Indian Kashmir's top official orders release of policeman who hurled shoe

SRINAGAR, India (AP) — Indian-controlled Kashmir's top elected official has pardoned an off-duty police officer who hurled a shoe at him during India's independence day ceremony — an insulting act reportedly lauded by thousands of Kashmiris.

Chief Minister Omar Abdullah directed officials to release Abdul Ahad Jan from prison after meeting the policeman on Tuesday, a government statement said.

"The Holy month of Ramadan teaches us to be compassionate and to forgive everyone," Abdullah said. The Muslim month of fasting began on Aug. 12.

Jan was in a high-security gallery of top officials and ministers when he hurled the shoe during the ceremony at a soccer stadium in Srinagar on Sunday. He also threw a black flag toward Abdullah while shouting, "We want freedom." Neither item hit Abdullah.

Jan was immediately arrested and authorities later said he was mentally unstable and had been suspended from work in May.

Top officials called the act a major security breach and suspended 15 police officials, including four officers, for lax security that allowed the officer to enter the stadium.

Thousands of people reportedly shouted pro-independence slogans in a show of support outside Jan's house in his native village after the incident and demanded his unconditional release.

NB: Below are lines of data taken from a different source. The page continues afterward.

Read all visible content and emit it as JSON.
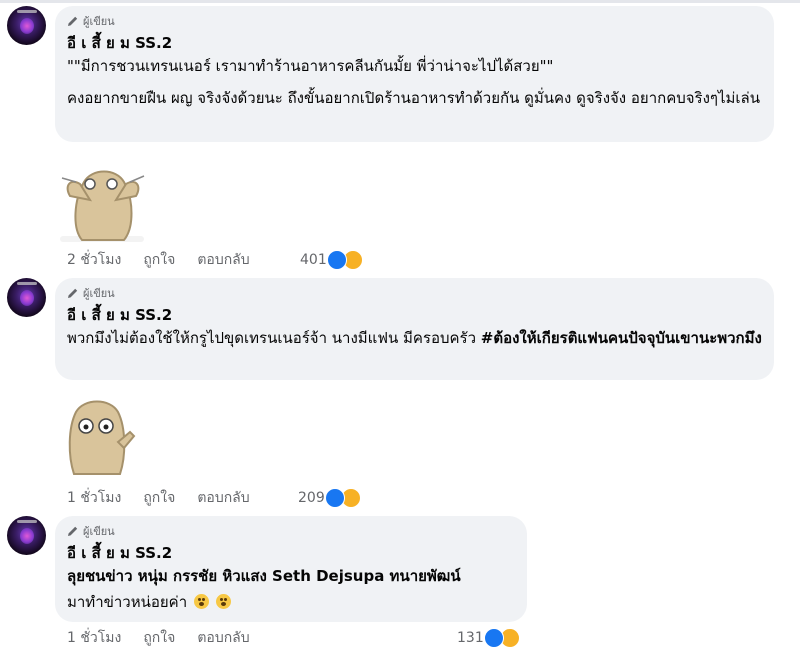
{
  "comments": [
    {
      "badge": "ผู้เขียน",
      "author": "อี เ สี้ ย ม SS.2",
      "line1": "\"\"มีการชวนเทรนเนอร์ เรามาทำร้านอาหารคลีนกันมั้ย พี่ว่าน่าจะไปได้สวย\"\"",
      "line2": "คงอยากขายฝืน ผญ จริงจังด้วยนะ ถึงขั้นอยากเปิดร้านอาหารทำด้วยกัน ดูมั่นคง ดูจริงจัง อยากคบจริงๆไม่เล่น",
      "time": "2 ชั่วโมง",
      "like": "ถูกใจ",
      "reply": "ตอบกลับ",
      "reactions": "401"
    },
    {
      "badge": "ผู้เขียน",
      "author": "อี เ สี้ ย ม SS.2",
      "line1": "พวกมึงไม่ต้องใช้ให้กรูไปขุดเทรนเนอร์จ้า นางมีแฟน มีครอบครัว",
      "line1_bold": "#ต้องให้เกียรติแฟนคนปัจจุบันเขานะพวกมึง",
      "time": "1 ชั่วโมง",
      "like": "ถูกใจ",
      "reply": "ตอบกลับ",
      "reactions": "209"
    },
    {
      "badge": "ผู้เขียน",
      "author": "อี เ สี้ ย ม SS.2",
      "line1": "ลุยชนข่าว หนุ่ม กรรชัย หิวแสง Seth Dejsupa ทนายพัฒน์",
      "line2": "มาทำข่าวหน่อยค่า",
      "time": "1 ชั่วโมง",
      "like": "ถูกใจ",
      "reply": "ตอบกลับ",
      "reactions": "131"
    }
  ],
  "colors": {
    "bubble": "#f0f2f5",
    "meta": "#65676b",
    "like": "#1877f2",
    "haha": "#f7b125"
  },
  "icons": [
    "pencil-icon",
    "like-reaction-icon",
    "haha-reaction-icon",
    "smile-emoji-icon"
  ]
}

The public reaction to the stunt underscored the continuing anti-India sentiment in the predominantly Muslim region, which has been rocked by unrest since June. At least 59 people have died in the violence.

A top separatist leader dismissed Abdullah's action as a "drama."

"The puppet chief minister is invoking compassion and forgiveness in this (fasting) month and has suspended 15 officials for the shoe throwing incident," said Masarat Alam in a statement.

"Have they suspended anyone for murders in Ramadan alone?" he asked, referring to the killing of Kashmiri Muslims by government forces during street protests.

The Himalayan region is divided between predominantly Hindu India and Muslim-majority Pakistan, but claimed in full by both. Most people in Kashmir favor independence from India or a merger with Pakistan.

The recent unrest in Indian Kashmir is reminiscent of the late 1980s, when protests against New Delhi's rule sparked an armed conflict that has so far killed more than 68,000 people, mostly civilians.

Separatists have called for more protests and strikes during Ramadan, and the government has responded by imposing curfews, effectively shutting down the disputed region.

On Wednesday, thousands of armed police and paramilitary soldiers patrolled Srinagar and other major towns, enforcing a strict curfew, but protesters took to the streets anyway.

Residents staged protest marches across much of Kashmir and chanted "Go India! Go back" and "We want freedom."

Most protests were peaceful, but in some places clashes broke out after security forces tried to block the marchers by firing warning shots and tear gas, said a police officer on condition of anonymity as he was not authorized to speak with media.

The protesters hurled rocks and bricks at government forces, he said.

At least 13 people were injured in the clashes, police said.